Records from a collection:

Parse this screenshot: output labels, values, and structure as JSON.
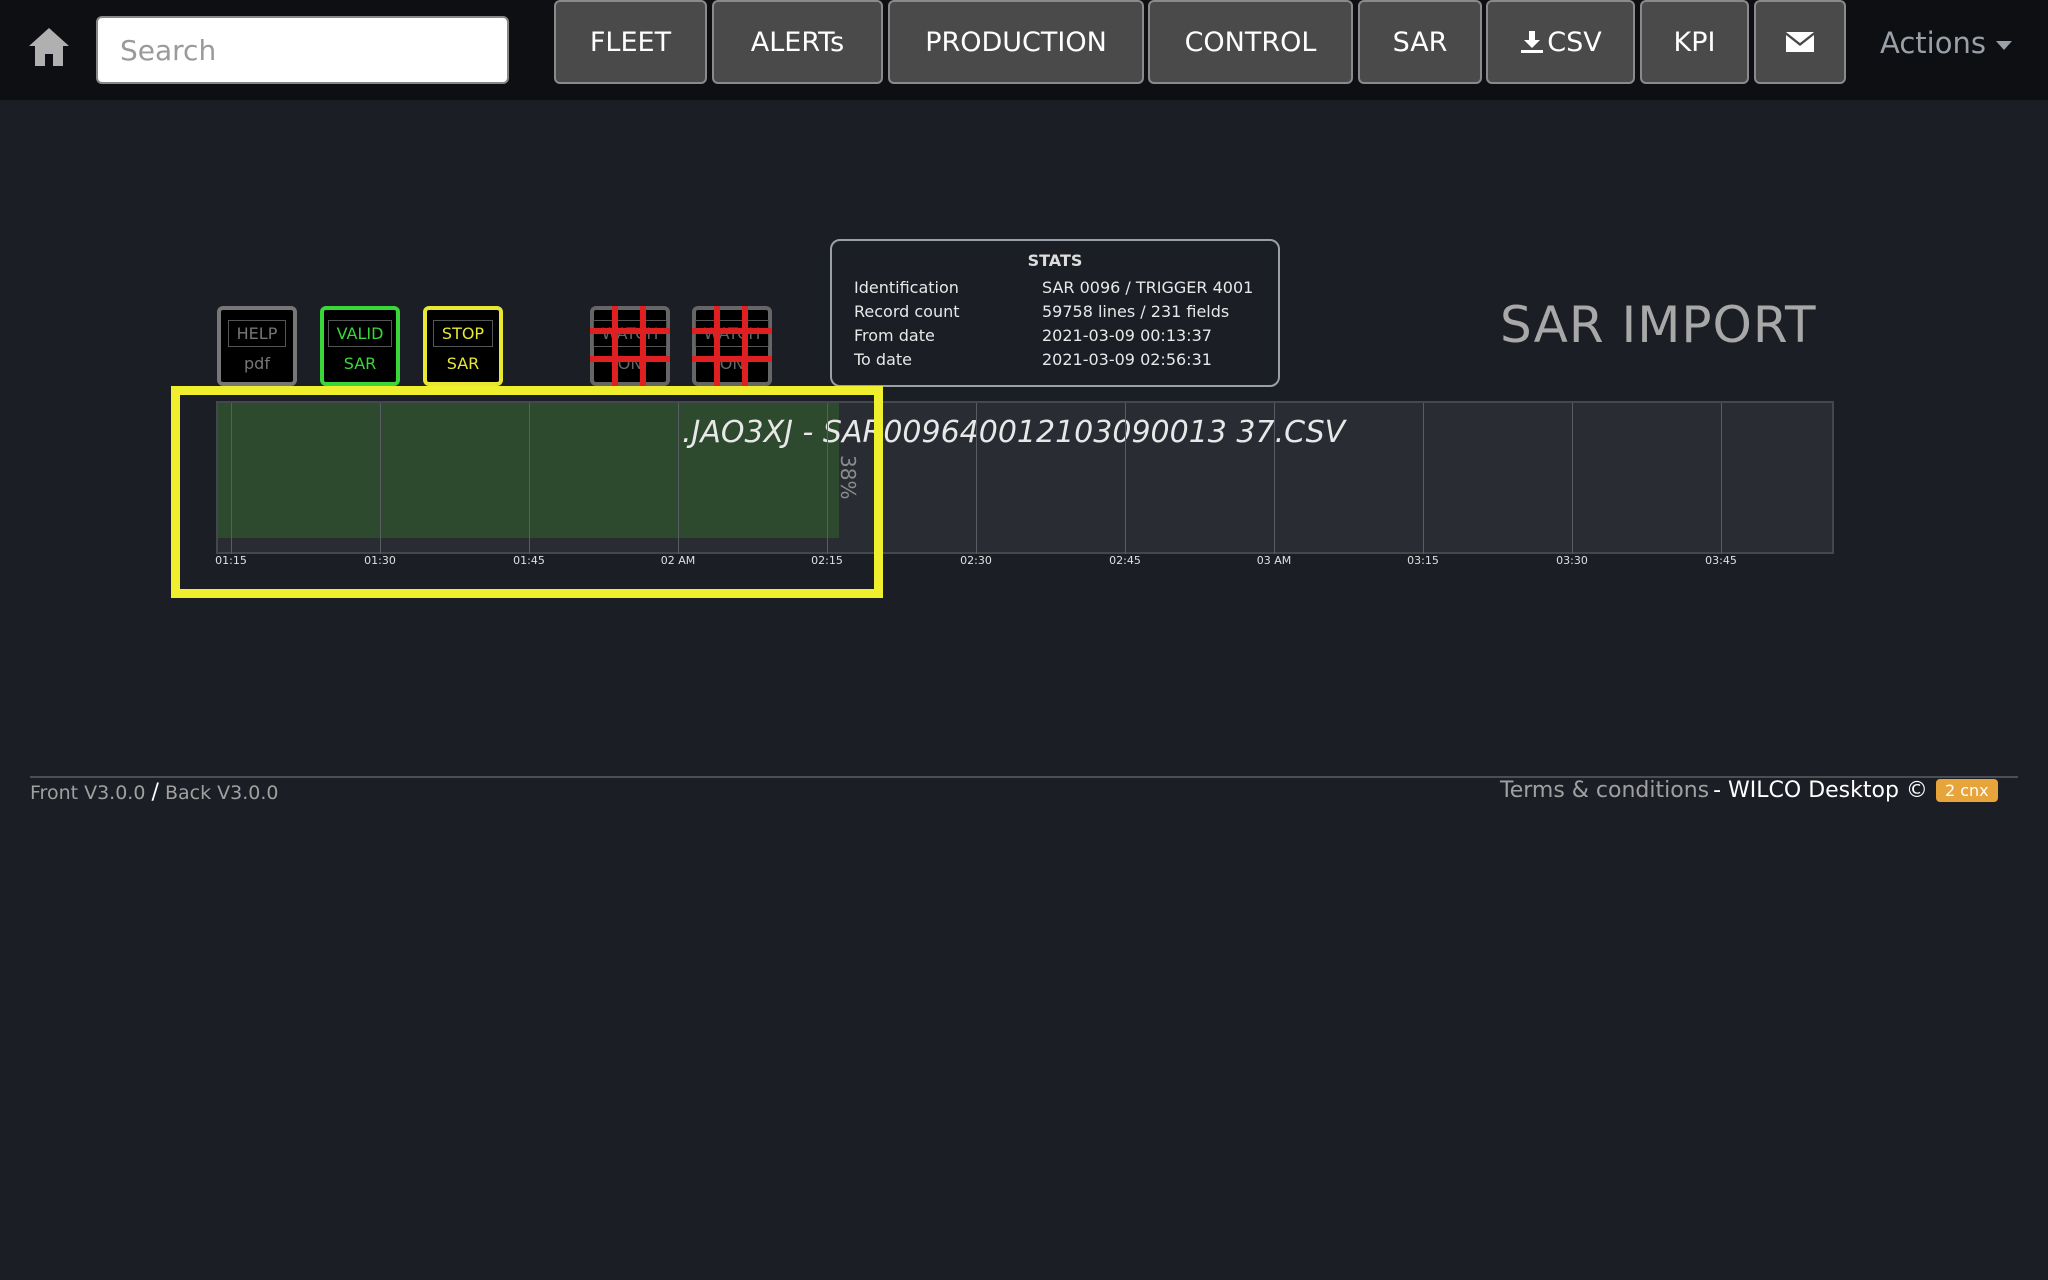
{
  "nav": {
    "search_placeholder": "Search",
    "buttons": [
      "FLEET",
      "ALERTs",
      "PRODUCTION",
      "CONTROL",
      "SAR",
      "CSV",
      "KPI"
    ],
    "actions_label": "Actions"
  },
  "tools": {
    "help": {
      "top": "HELP",
      "bottom": "pdf"
    },
    "valid": {
      "top": "VALID",
      "bottom": "SAR"
    },
    "stop": {
      "top": "STOP",
      "bottom": "SAR"
    },
    "watch": {
      "top": "WATCH",
      "bottom": "ON"
    }
  },
  "stats": {
    "title": "STATS",
    "rows": [
      {
        "label": "Identification",
        "value": "SAR 0096 / TRIGGER 4001"
      },
      {
        "label": "Record count",
        "value": "59758 lines / 231 fields"
      },
      {
        "label": "From date",
        "value": "2021-03-09 00:13:37"
      },
      {
        "label": "To date",
        "value": "2021-03-09 02:56:31"
      }
    ]
  },
  "page_title": "SAR IMPORT",
  "timeline": {
    "file_label": ".JAO3XJ - SAR009640012103090013 37.CSV",
    "progress_percent": 38,
    "progress_label": "38%",
    "ticks": [
      "01:15",
      "01:30",
      "01:45",
      "02 AM",
      "02:15",
      "02:30",
      "02:45",
      "03 AM",
      "03:15",
      "03:30",
      "03:45"
    ]
  },
  "footer": {
    "front": "Front V3.0.0",
    "separator": "/",
    "back": "Back V3.0.0",
    "terms": "Terms & conditions",
    "brand": "- WILCO Desktop ©",
    "badge": "2 cnx"
  },
  "colors": {
    "background": "#1c1e26",
    "valid": "#39d739",
    "stop": "#e8e834",
    "highlight": "#f0ef2e",
    "badge": "#e7a43a"
  }
}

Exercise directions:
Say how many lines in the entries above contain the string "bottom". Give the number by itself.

Written answer:
4